Buildup to the Revolutionary War
Patrick Henry’s “Speech to the Virginia Convention” was delivered on March 23, 1775—about a month prior to the outbreak of the American Revolutionary War. Tensions between the colonies and Britain had grown increasingly tense throughout the preceding decade. The British government imposed a number of new taxes on the colonies in an effort to recoup their losses from the French and Indian War (1754–1763). This spawned a number of protests, as the colonists felt it was unfair that they were being taxed without being properly represented in Parliament. The issue culminated in the 1773 Boston Tea Party as disgruntled colonists dumped a shipment of tea into the Boston Harbor to protest a new tax on tea imports. In retaliation, British Parliament passed a series of laws in 1774 known as the Intolerable Acts.
At the time of Henry’s speech, the colonies were faced with an important decision: continue bargaining with the British in an effort to overturn the Intolerable Acts or revolt. Many politicians were wary of entering into armed conflict with Britain, whereas others believed that war was inevitable. When it came time for him to speak at the Second Virginia Convention, Henry called for action: rather than continue to ineffectively petition the British regarding their grievances, it was time for the colonies to adopt a new strategy. When the time came to vote, Henry’s speech proved effective. By a narrow margin, the Second Virginia Convention officially resolved to begin preparing for war.
Cite this page as follows:
"Speech to the Virginia Convention - Historical Context" eNotes Publishing Ed. eNotes Editorial. eNotes.com, Inc. eNotes.com 7 June 2023 <https://www.enotes.com/topics/speech-to-the-virginia-convention/analysis/historical-social-context#analysis-historical-social-context-historical-context>
Note: When citing an online source, it is important to include all necessary dates. The citation above will include either 2 or 3 dates.
- If there are three dates, the first date is the date of the original publication in traditional print. The second is the date of publication online or last modification online. The last date is today's date — the date you are citing the material.

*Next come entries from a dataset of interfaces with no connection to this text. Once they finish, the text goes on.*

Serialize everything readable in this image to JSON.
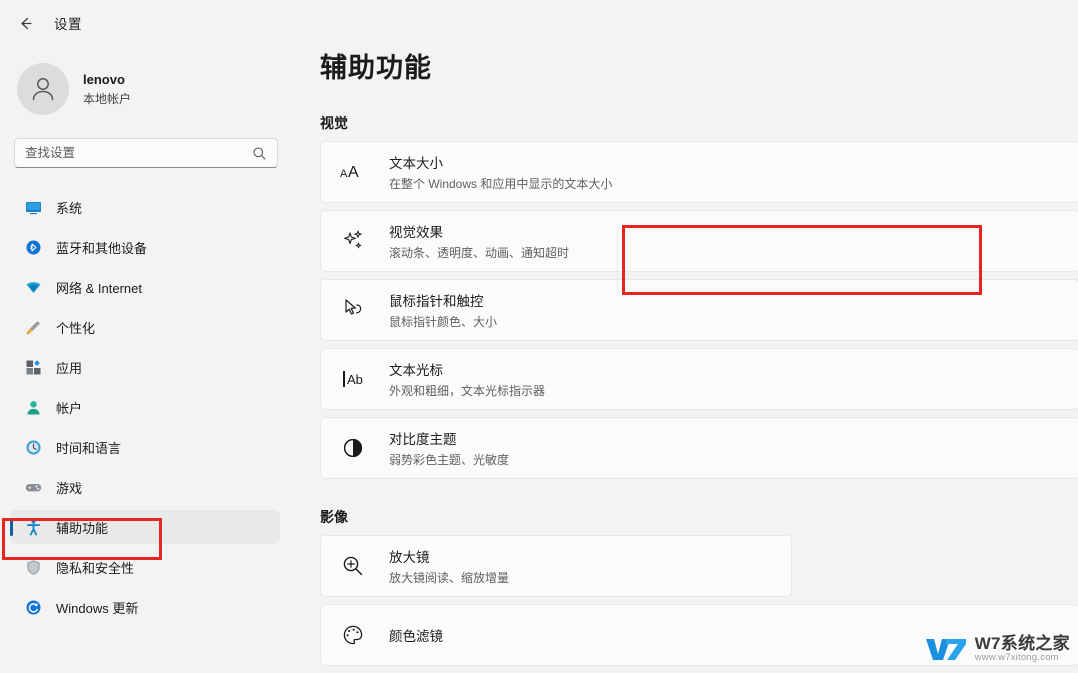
{
  "window": {
    "title": "设置",
    "back_label": "back-arrow"
  },
  "account": {
    "name": "lenovo",
    "type": "本地帐户",
    "avatar_icon": "person-icon"
  },
  "search": {
    "placeholder": "查找设置",
    "value": "",
    "icon": "search-icon"
  },
  "sidebar": {
    "items": [
      {
        "label": "系统",
        "icon": "display-icon",
        "selected": false
      },
      {
        "label": "蓝牙和其他设备",
        "icon": "bluetooth-icon",
        "selected": false
      },
      {
        "label": "网络 & Internet",
        "icon": "wifi-icon",
        "selected": false
      },
      {
        "label": "个性化",
        "icon": "paintbrush-icon",
        "selected": false
      },
      {
        "label": "应用",
        "icon": "apps-icon",
        "selected": false
      },
      {
        "label": "帐户",
        "icon": "account-icon",
        "selected": false
      },
      {
        "label": "时间和语言",
        "icon": "clock-icon",
        "selected": false
      },
      {
        "label": "游戏",
        "icon": "gamepad-icon",
        "selected": false
      },
      {
        "label": "辅助功能",
        "icon": "accessibility-icon",
        "selected": true
      },
      {
        "label": "隐私和安全性",
        "icon": "shield-icon",
        "selected": false
      },
      {
        "label": "Windows 更新",
        "icon": "update-icon",
        "selected": false
      }
    ]
  },
  "main": {
    "page_title": "辅助功能",
    "sections": [
      {
        "heading": "视觉",
        "cards": [
          {
            "title": "文本大小",
            "sub": "在整个 Windows 和应用中显示的文本大小",
            "icon": "text-size-icon",
            "highlighted": false,
            "narrow": false
          },
          {
            "title": "视觉效果",
            "sub": "滚动条、透明度、动画、通知超时",
            "icon": "sparkle-icon",
            "highlighted": true,
            "narrow": false
          },
          {
            "title": "鼠标指针和触控",
            "sub": "鼠标指针颜色、大小",
            "icon": "mouse-pointer-icon",
            "highlighted": false,
            "narrow": false
          },
          {
            "title": "文本光标",
            "sub": "外观和粗细，文本光标指示器",
            "icon": "text-cursor-icon",
            "highlighted": false,
            "narrow": false
          },
          {
            "title": "对比度主题",
            "sub": "弱势彩色主题、光敏度",
            "icon": "contrast-icon",
            "highlighted": false,
            "narrow": false
          }
        ]
      },
      {
        "heading": "影像",
        "cards": [
          {
            "title": "放大镜",
            "sub": "放大镜阅读、缩放增量",
            "icon": "magnifier-icon",
            "highlighted": false,
            "narrow": true
          },
          {
            "title": "颜色滤镜",
            "sub": "",
            "icon": "color-filter-icon",
            "highlighted": false,
            "narrow": false
          }
        ]
      }
    ]
  },
  "annotations": {
    "accent_red": "#e8241f",
    "selection_indicator": "#0f5fa6",
    "boxes": [
      {
        "target": "辅助功能"
      },
      {
        "target": "视觉效果"
      }
    ]
  },
  "watermark": {
    "name": "W7系统之家",
    "url": "www.w7xitong.com"
  }
}
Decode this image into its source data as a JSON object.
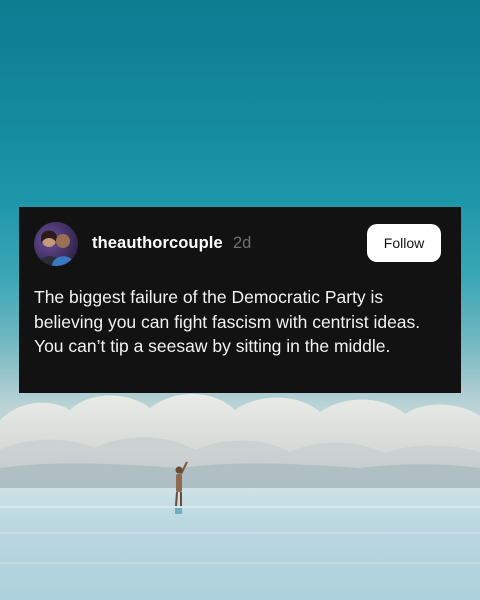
{
  "post": {
    "username": "theauthorcouple",
    "time_ago": "2d",
    "follow_label": "Follow",
    "text": "The biggest failure of the Democratic Party is believing you can fight fascism with centrist ideas. You can’t tip a seesaw by sitting in the middle."
  },
  "background": {
    "sky_color": "#0d7d92",
    "card_color": "#121212"
  }
}
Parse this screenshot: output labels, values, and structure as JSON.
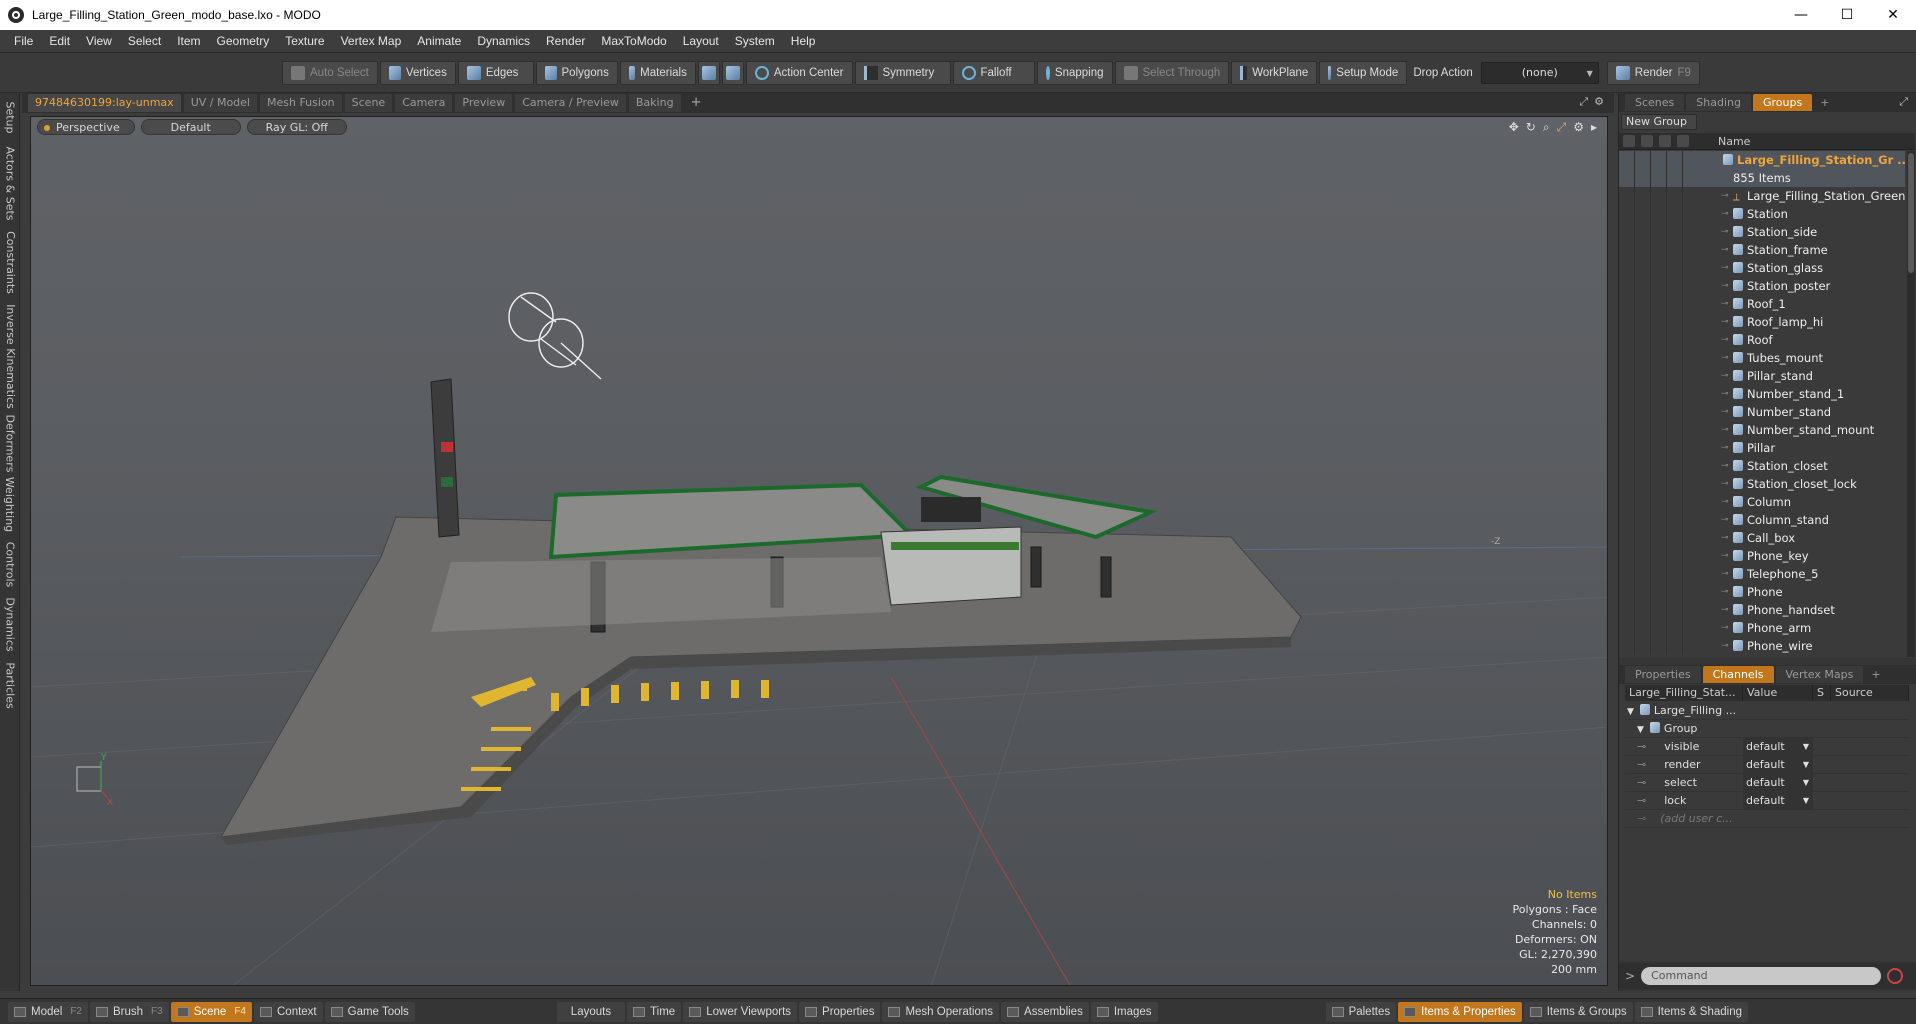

- If there are two dates, the date of publication and appearance online is the same, and will be the first date in the citation. The second date is today's date — the date you are citing the material.
See eNotes Ad-Free
Start your 48-hour free trial to get access to more than 30,000 additional guides and more than 350,000 Homework Help questions answered by our experts.
Already a member? Log in here.